1295. Know When to Test: Optimizing Diagnostic Practices for Clostridium difficile Infection (CDI) Among Patients at a Tertiary-Care Cancer Center
Session: Poster Abstract Session: HAI: C. difficile Epidemiology, Impact, and Testing
Friday, October 6, 2017
Room: Poster Hall CD
Posters
  • 1295_IDWPOSTER.jpg (748.5 kB)
  • Background: Polymerase chain reaction (PCR) based diagnostic testing for the detection of toxigenic Clostridium difficile infection (CDI) does not distinguish between carriers and patients with true CDI. As a result, CDI is over-diagnosed in hospitalized patients with diarrhea. Unnecessary testing generates false positives and several downstream sequelae.

    Aim: The aim of this study was to reduce unnecessary testing for CDI through an electronic alert, targeted education, and implementation of evidence-based laboratory testing policy.

    Methods: In order to quickly identify laxative induced diarrhea and avoid CDI testing, an electronic alert was created in the electronic medical record (EMR) system. The alert was built on a logic that identified patients who had received laxatives within 48 hours of a CDI PCR test order. The alert additionally provided the rationale for avoiding testing in patients on laxatives and guidance on appropriate testing for CDI. The following steps were taken simultaneously to complement these efforts: 1) Infection Control conducted hospital-wide education for licensed independent practitioners on a CDI testing algorithm 2) Laboratory based policy was instated to reject all formed stools (Bristol Stool Chart types 1 through 4) for CDI testing.

    Results: In the 6 month pre-intervention period, there were 29 CDI tests per 1000 patient-days. In the post-intervention period, CDI tests decreased to 19 per 1000 patient-days, a 35% decrease (p < 0.0001). The decline in testing has been sustained for 7 months. The following observations were also made: 1) HAI rate reduction of 28%; 2) decrease in oral vancomycin use.

    Conclusion: Decreasing inappropriate testing has several distinct advantages, including reducing excessive and unnecessary antibiotic use, avoiding misclassification of carriers as CDI cases , normalizing healthcare-associated CDI rates, and diminishing healthcare costs associated with  preventable tests. Laboratories that use PCR only testing for CDI diagnosis should follow stringent policies to ensure that only patients with high pre-test probability are tested. EMR systems are a useful and effective resource to achieve this for patients with laxative induced diarrhea.

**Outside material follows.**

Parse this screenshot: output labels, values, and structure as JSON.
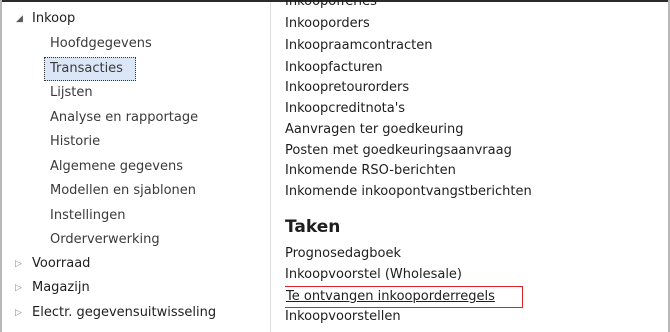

    Anoshé Aslam, MPH1, Janet Eagan, RN, MPH, CIC1, Janice Kaplan, RN, CIC1, Elizabeth Robilotti, MD, MPH1, Tracy McMillen, BS2, Monika Kamalska-Cyganik, MS, MA1, Suzanne Kelson, MPH1, Reshma Nevrekar, BS1, Wazim Narain, PhD1, Peter Stetson, MD, MA1, Mini Kamboj, MD1 and N. Esther Babady, Ph.D3, (1)Memorial Sloan Kettering Cancer Center, New York, NY, (2)Laboratory Medicine, Memorial Sloan Kettering Cancer Center, New York, NY, (3)Clinical Microbiology Service, Department of Laboratory Medicine, Memorial Sloan Kettering Cancer Center, New York, NY

    Disclosures:

    A. Aslam, None

    J. Eagan, None

    J. Kaplan, None

    E. Robilotti, None

    T. McMillen, None

    M. Kamalska-Cyganik, None

    S. Kelson, None

    R. Nevrekar, None

    W. Narain, None

    P. Stetson, None

    M. Kamboj, None

    N. E. Babady, None

    Findings in the abstracts are embargoed until 12:01 a.m. PDT, Wednesday Oct. 4th with the exception of research findings presented at the IDWeek press conferences.